The lab is interested in all things pathogen genomics. We use Next-Generation Sequencing approaches, specifically on Oxford Nanopore and Illumina platforms, to generate high-quality genomic data from a variety of different viruses and parasites. Our goal is to use these data to understand the natural history and transmission dynamics of these important pathogens. Ultimately, we want to incorporate pathogen genomics and genomic epidemiology into routine public health practice both locally and globally.
- RNA Virus Genomic Epidemiology - Like many of our colleagues, we have spent the last ~18 months responding to the COVID-19 pandemic and have spent much of our time working on the genomic epidemiology of SARS-CoV-2.
- Genomics of Disease Control/Elimination - Helminth infections are diseases of poverty and are a massive cause of human morbidity around the world. For many parasitic nematodes there are active large-scale disease control and/or elimination programs in place. We are interested in incorporating genomic epidemiology approaches to better understand parasite transmission in light of control/elimination programs. Specifically, we are focused on filarial worms and hook worms.
- Training and Methods Development - Public health and global health must be a collaborative endeavor, therefore It is a core function of our lab to be able to train our colleagues in all aspect of work. Whether it is teaching folks how to key out mosquitoes, do library preparation, or build a custom Nextstrain pipeline, we pride ourselves on knowing our systems well enough to teach them to others. If we can be anything, we want to be good collaborators!

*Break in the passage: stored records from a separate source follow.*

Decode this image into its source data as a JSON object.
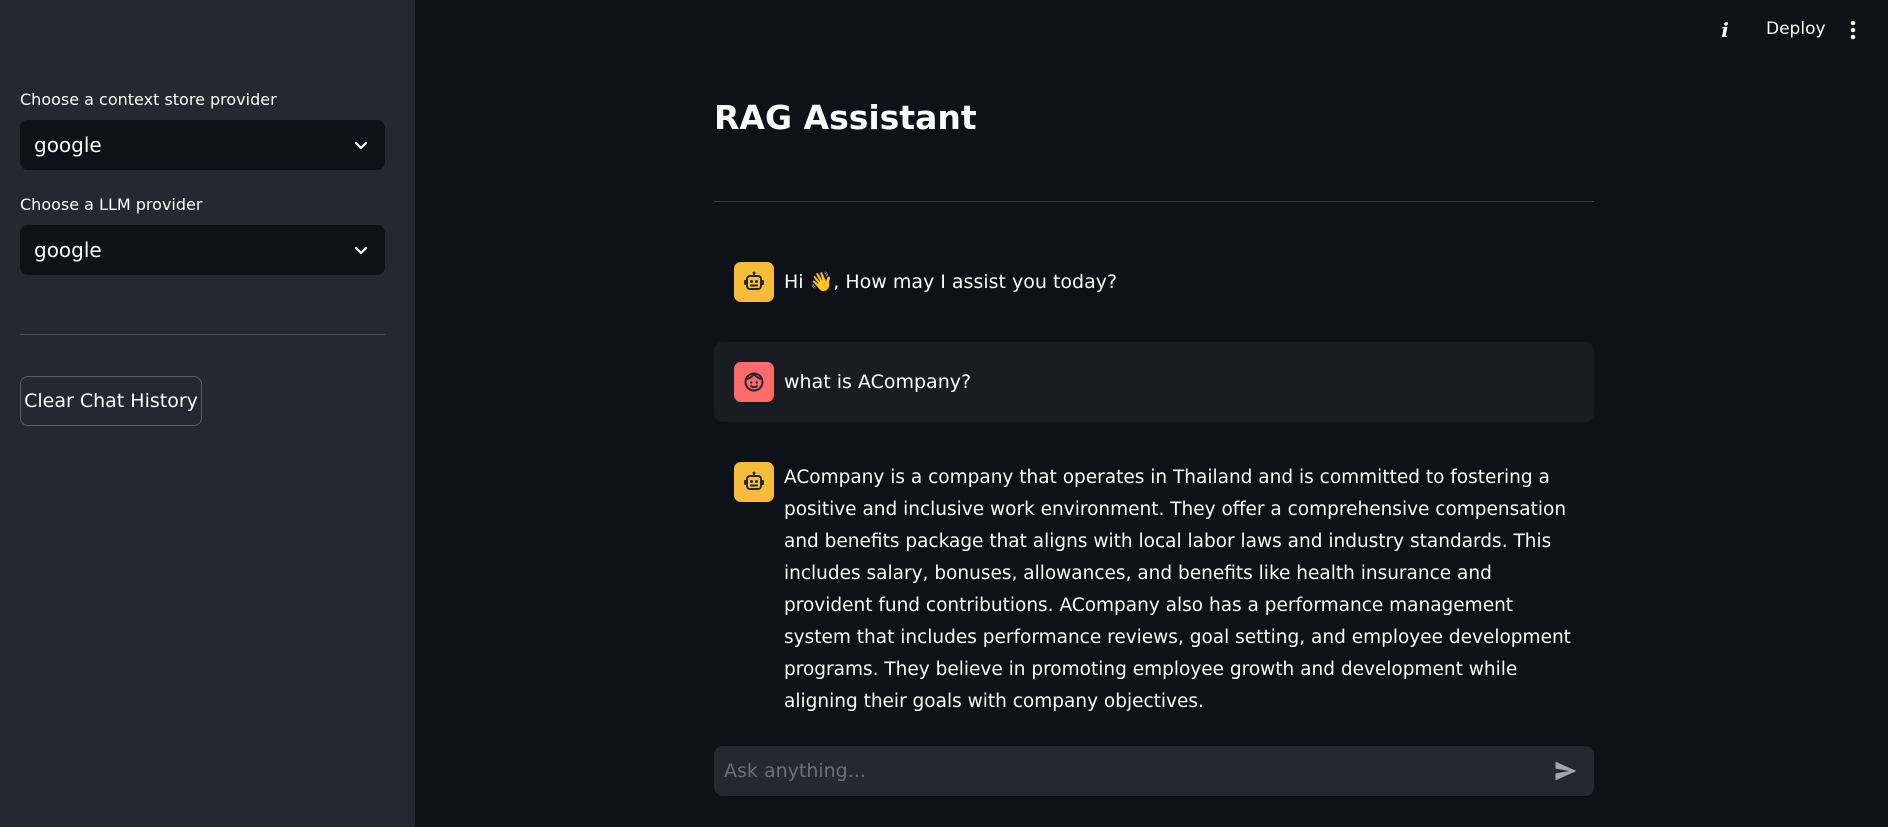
{
  "sidebar": {
    "context_label": "Choose a context store provider",
    "context_value": "google",
    "llm_label": "Choose a LLM provider",
    "llm_value": "google",
    "clear_button": "Clear Chat History"
  },
  "topbar": {
    "deploy_label": "Deploy"
  },
  "main": {
    "title": "RAG Assistant",
    "messages": [
      {
        "role": "assistant",
        "text": "Hi 👋, How may I assist you today?"
      },
      {
        "role": "user",
        "text": "what is ACompany?"
      },
      {
        "role": "assistant",
        "text": "ACompany is a company that operates in Thailand and is committed to fostering a positive and inclusive work environment. They offer a comprehensive compensation and benefits package that aligns with local labor laws and industry standards. This includes salary, bonuses, allowances, and benefits like health insurance and provident fund contributions. ACompany also has a performance management system that includes performance reviews, goal setting, and employee development programs. They believe in promoting employee growth and development while aligning their goals with company objectives."
      }
    ],
    "input_placeholder": "Ask anything..."
  },
  "colors": {
    "bot_avatar": "#f8bd38",
    "user_avatar": "#ff6b6b",
    "sidebar_bg": "#262730",
    "main_bg": "#0e1117"
  },
  "icons": {
    "bot": "robot-icon",
    "user": "face-icon",
    "select": "chevron-down-icon",
    "send": "send-icon",
    "menu": "vertical-dots-icon",
    "info": "info-icon"
  }
}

To know more about the research of the Pathogen Genomics Lab contact:
Dr. Joseph Fauver at firstname.lastname@example.org